Efforts to fix a glitch in the healthcare reform law could backfire on thousands of people with disabilities, The Hill has learned.
Republicans and some Democrats want to change a part of the law that made 3 million middle-income people eligible for Medicaid. The law excludes Social Security income when determining eligibility for health insurance exchange subsidies or Medicaid, causing many middle-class people to become eligible for Medicaid starting in 2014.
"I worry about a fix that could be painful to people who have major healthcare problems," said Ron Pollack, executive director of Families USA.
Rep. Diane BlackDiane BlackLobbying World Budget chairmanship suddenly up for grabs Sunday shows preview: Dems prepare for next steps MORE (R-Tenn.) and Sen. Mike EnziMike EnziRepublicans want to grease tracks for Trump President-elect Trump: Please drain the student loan swamp Liz Cheney wins Wyoming House seat MORE (R-Wyo.) introduced legislation changing the revenue definition on Monday, as did Sen. Ben Nelson (D-Neb.).
The White House says it wants a fix that protects people with disabilities.
"We are examining this proposal and options to address this matter," an administration official tells The Hill. "We remain committed to protecting the health of people with disabilities."
The problem dates back to 1972, when Congress extended Medicare to people with disabilities. In order to incentivize employers to continue covering disabled workers — and to save the government money — lawmakers required people with disabilities to wait two years before they became eligible for Medicare.
Lawmakers tried to close the two-year waiting period during the healthcare reform debate, but the $110 billion price tag proved insurmountable.

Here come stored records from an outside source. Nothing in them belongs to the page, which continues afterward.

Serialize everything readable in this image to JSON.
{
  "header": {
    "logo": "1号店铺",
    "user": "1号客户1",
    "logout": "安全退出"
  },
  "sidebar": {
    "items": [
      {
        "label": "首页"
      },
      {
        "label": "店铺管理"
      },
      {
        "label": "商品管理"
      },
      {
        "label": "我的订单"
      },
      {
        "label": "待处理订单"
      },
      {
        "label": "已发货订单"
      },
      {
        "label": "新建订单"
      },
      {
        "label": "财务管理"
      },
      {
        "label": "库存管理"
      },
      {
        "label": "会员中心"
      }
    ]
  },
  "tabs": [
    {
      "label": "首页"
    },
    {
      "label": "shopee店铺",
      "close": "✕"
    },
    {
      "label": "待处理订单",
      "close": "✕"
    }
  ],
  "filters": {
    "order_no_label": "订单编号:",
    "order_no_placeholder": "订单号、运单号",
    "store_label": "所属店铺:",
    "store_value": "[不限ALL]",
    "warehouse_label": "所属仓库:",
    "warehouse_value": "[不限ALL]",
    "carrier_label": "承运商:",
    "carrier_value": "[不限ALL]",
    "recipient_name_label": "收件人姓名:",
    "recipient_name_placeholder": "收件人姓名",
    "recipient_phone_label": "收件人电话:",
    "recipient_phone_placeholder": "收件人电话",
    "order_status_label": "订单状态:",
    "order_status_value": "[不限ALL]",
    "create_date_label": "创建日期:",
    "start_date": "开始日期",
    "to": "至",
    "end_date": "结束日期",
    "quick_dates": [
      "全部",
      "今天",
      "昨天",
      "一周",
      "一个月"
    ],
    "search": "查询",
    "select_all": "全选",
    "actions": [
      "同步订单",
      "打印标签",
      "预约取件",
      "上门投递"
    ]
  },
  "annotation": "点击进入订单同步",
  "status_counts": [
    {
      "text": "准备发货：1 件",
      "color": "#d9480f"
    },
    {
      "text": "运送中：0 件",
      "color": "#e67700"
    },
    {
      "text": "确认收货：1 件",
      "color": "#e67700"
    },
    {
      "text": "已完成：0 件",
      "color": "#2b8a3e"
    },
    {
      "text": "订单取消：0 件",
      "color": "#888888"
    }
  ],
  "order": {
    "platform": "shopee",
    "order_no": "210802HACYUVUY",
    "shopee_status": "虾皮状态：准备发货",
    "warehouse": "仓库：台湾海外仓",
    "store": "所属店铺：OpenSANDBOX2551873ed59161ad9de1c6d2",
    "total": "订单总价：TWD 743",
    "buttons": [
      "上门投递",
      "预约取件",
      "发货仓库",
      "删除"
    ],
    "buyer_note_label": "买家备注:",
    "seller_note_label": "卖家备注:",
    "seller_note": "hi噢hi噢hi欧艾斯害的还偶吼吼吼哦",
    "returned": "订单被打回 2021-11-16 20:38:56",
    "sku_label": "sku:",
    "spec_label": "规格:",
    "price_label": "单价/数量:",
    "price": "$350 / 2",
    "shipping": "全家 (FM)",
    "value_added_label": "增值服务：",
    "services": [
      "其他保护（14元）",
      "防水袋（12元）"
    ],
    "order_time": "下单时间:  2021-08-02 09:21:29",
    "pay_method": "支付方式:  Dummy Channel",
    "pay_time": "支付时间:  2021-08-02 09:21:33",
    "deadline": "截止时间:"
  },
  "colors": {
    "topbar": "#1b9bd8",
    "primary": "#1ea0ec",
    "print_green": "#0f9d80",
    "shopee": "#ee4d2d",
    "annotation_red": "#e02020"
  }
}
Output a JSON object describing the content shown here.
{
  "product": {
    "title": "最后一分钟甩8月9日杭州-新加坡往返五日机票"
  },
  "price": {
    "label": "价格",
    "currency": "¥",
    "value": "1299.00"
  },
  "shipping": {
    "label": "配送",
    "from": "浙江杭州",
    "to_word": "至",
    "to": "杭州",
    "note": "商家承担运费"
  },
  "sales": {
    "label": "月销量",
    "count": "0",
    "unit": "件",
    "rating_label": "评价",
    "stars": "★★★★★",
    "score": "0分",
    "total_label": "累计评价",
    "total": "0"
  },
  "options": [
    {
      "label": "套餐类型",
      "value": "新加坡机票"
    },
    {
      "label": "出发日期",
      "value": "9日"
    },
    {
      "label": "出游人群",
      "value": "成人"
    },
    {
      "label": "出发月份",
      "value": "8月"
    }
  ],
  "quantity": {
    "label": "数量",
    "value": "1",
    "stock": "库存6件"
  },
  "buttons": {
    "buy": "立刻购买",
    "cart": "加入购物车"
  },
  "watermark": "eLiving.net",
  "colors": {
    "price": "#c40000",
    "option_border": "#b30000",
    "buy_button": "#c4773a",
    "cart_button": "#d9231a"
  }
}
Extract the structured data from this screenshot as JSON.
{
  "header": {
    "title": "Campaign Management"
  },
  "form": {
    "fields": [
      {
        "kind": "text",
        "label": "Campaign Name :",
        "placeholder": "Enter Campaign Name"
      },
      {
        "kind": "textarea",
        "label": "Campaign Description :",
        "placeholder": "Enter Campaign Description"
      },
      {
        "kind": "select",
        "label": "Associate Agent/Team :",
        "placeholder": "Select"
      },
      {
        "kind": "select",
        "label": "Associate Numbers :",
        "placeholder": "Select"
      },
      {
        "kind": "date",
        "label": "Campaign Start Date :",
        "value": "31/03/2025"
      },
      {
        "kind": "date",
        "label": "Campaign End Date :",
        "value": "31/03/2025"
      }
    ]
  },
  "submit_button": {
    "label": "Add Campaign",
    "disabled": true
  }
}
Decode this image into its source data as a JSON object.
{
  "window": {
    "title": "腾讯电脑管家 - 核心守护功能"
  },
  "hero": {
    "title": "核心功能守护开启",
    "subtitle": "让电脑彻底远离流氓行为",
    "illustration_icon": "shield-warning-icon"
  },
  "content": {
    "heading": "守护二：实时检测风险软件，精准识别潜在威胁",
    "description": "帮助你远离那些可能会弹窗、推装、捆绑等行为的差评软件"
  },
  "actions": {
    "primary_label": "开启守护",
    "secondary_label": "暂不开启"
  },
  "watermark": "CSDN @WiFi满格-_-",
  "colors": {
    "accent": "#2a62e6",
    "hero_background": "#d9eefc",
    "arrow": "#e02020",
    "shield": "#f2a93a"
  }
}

"It was too heavy a lift to do it with this bill," said a spokeswoman for Sen. Jeff Bingaman (D-N.M.), who for years has led the charge in the Senate to phase out the waiting period.
Advocates say the healthcare reform law might be the next best thing, however.
Many of the 1.8 million people in the waiting period would qualify for Medicaid if their Social Security benefits aren't counted. Advocates say the long-term care services provided by Medicaid — help with getting dressed and eating, for example — are designed for people with disabilities.
Even if the law is changed and people with disabilities look richer because their Social Security benefits are counted, many of them would still be eligible for health insurance subsidies through private insurance companies. That's why advocates are currently lobbying regulators to include long-term services in the benefits that must be offered in the state exchanges starting in 2014.
"Many people are now focused on the [healthcare reform law's] Medicaid expansion and the exchanges as a solution to the two-year waiting period," said an advocate for people on Medicare.
Clarification: This post was updated Tuesday to reflect that Sen. Ben Nelson (D-Neb.) also has legislation to change the revenue definition.